(Component data from apps and pages)
= = =

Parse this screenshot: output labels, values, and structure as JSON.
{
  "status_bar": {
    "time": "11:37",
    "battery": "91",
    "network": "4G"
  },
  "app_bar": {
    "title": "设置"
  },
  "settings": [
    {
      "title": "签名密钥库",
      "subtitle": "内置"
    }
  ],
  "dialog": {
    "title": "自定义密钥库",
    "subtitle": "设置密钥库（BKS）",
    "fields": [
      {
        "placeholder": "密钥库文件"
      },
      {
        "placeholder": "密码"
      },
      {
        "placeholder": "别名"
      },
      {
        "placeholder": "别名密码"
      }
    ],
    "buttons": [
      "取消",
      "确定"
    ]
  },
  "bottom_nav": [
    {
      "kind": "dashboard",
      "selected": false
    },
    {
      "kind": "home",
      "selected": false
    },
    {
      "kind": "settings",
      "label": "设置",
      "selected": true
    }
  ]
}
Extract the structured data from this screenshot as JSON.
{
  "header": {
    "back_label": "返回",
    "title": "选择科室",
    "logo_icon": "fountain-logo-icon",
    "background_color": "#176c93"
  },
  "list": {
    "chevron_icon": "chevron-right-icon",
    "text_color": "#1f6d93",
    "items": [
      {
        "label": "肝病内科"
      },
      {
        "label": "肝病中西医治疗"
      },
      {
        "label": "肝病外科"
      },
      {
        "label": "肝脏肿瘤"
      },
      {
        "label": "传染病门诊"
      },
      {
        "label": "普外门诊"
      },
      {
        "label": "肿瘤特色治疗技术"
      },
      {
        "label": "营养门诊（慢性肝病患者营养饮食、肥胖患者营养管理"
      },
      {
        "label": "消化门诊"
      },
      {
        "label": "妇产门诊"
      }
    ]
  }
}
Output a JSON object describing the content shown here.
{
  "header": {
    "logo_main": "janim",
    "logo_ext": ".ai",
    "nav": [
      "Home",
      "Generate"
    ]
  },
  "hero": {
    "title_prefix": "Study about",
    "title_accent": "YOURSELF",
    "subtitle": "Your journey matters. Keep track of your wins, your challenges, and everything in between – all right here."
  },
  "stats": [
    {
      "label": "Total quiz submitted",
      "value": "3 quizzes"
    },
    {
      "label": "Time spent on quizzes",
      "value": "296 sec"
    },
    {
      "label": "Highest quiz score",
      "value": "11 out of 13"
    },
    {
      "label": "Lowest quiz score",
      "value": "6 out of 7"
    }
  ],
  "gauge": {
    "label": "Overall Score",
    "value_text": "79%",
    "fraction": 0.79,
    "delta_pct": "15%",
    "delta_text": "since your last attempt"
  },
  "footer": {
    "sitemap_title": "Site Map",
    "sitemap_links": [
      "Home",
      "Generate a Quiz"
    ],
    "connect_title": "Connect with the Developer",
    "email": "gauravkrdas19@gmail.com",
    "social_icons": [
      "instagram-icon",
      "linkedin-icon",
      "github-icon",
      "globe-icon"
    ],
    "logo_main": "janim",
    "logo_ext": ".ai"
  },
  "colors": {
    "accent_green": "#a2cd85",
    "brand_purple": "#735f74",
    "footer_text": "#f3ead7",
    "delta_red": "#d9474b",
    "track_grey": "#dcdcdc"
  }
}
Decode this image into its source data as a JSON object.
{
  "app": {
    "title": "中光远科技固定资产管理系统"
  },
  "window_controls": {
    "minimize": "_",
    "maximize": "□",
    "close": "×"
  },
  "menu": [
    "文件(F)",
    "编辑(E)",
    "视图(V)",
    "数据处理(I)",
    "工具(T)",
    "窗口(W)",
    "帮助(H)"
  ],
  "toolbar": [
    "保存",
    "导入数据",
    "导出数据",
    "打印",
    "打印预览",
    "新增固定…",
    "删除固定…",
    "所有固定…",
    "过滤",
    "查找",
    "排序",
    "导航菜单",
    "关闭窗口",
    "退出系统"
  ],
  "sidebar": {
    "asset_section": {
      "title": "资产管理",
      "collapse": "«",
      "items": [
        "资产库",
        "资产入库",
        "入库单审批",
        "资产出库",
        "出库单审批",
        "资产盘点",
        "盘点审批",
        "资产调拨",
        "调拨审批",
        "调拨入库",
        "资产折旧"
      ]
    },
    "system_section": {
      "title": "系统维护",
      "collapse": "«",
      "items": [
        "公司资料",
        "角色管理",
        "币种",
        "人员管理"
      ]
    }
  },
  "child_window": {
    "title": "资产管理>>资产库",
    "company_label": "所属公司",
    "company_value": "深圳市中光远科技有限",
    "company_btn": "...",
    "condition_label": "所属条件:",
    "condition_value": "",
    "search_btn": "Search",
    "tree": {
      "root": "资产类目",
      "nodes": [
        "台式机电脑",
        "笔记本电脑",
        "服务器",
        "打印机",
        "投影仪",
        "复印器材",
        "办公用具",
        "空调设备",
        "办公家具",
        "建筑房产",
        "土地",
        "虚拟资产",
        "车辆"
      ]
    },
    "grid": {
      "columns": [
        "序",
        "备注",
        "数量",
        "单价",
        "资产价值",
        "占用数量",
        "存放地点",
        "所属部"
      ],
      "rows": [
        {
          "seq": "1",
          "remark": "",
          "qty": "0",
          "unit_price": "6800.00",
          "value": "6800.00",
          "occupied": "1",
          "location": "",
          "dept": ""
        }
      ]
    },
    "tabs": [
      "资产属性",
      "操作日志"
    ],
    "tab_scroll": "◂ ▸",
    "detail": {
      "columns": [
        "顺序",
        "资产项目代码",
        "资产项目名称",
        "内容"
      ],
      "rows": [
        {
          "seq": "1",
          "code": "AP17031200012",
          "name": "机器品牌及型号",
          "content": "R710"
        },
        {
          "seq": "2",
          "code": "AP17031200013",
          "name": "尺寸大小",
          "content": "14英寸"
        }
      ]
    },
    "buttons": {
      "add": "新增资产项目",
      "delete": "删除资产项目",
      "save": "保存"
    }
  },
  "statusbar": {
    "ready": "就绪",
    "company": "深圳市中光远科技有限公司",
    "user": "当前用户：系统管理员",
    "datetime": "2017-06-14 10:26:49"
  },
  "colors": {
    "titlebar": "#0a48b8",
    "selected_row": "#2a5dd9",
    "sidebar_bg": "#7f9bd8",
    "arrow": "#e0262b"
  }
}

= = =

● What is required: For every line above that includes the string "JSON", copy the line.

● Your solution:
Parse this screenshot: output labels, values, and structure as JSON.
Extract the structured data from this screenshot as JSON.
Output a JSON object describing the content shown here.
Decode this image into its source data as a JSON object.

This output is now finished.